Problem to solve
Line by line, copy out the data that follows.

------------------------

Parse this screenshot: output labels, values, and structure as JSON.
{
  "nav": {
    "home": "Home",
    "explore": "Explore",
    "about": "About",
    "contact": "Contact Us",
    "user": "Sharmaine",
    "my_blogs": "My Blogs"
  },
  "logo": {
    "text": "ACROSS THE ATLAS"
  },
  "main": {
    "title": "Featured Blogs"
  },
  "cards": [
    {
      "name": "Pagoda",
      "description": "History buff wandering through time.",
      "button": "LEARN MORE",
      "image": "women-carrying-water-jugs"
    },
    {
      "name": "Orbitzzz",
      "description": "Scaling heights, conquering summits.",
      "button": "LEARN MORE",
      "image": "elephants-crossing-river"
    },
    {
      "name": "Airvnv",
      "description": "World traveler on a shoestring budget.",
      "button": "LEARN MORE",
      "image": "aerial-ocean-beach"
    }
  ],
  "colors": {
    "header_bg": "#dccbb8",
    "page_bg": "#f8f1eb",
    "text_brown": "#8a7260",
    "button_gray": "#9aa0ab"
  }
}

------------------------

Solution for this exercise
Parse this screenshot: output labels, values, and structure as JSON.
{
  "nav": {
    "home": "Home",
    "explore": "Explore",
    "about": "About",
    "contact": "Contact Us",
    "user": "Sharmaine",
    "my_blogs": "My Blogs"
  },
  "logo": {
    "text": "ACROSS THE ATLAS"
  },
  "main": {
    "title": "Featured Blogs"
  },
  "cards": [
    {
      "name": "Pagoda",
      "description": "History buff wandering through time.",
      "button": "LEARN MORE",
      "image": "women-carrying-water-jugs"
    },
    {
      "name": "Orbitzzz",
      "description": "Scaling heights, conquering summits.",
      "button": "LEARN MORE",
      "image": "elephants-crossing-river"
    },
    {
      "name": "Airvnv",
      "description": "World traveler on a shoestring budget.",
      "button": "LEARN MORE",
      "image": "aerial-ocean-beach"
    }
  ],
  "colors": {
    "header_bg": "#dccbb8",
    "page_bg": "#f8f1eb",
    "text_brown": "#8a7260",
    "button_gray": "#9aa0ab"
  }
}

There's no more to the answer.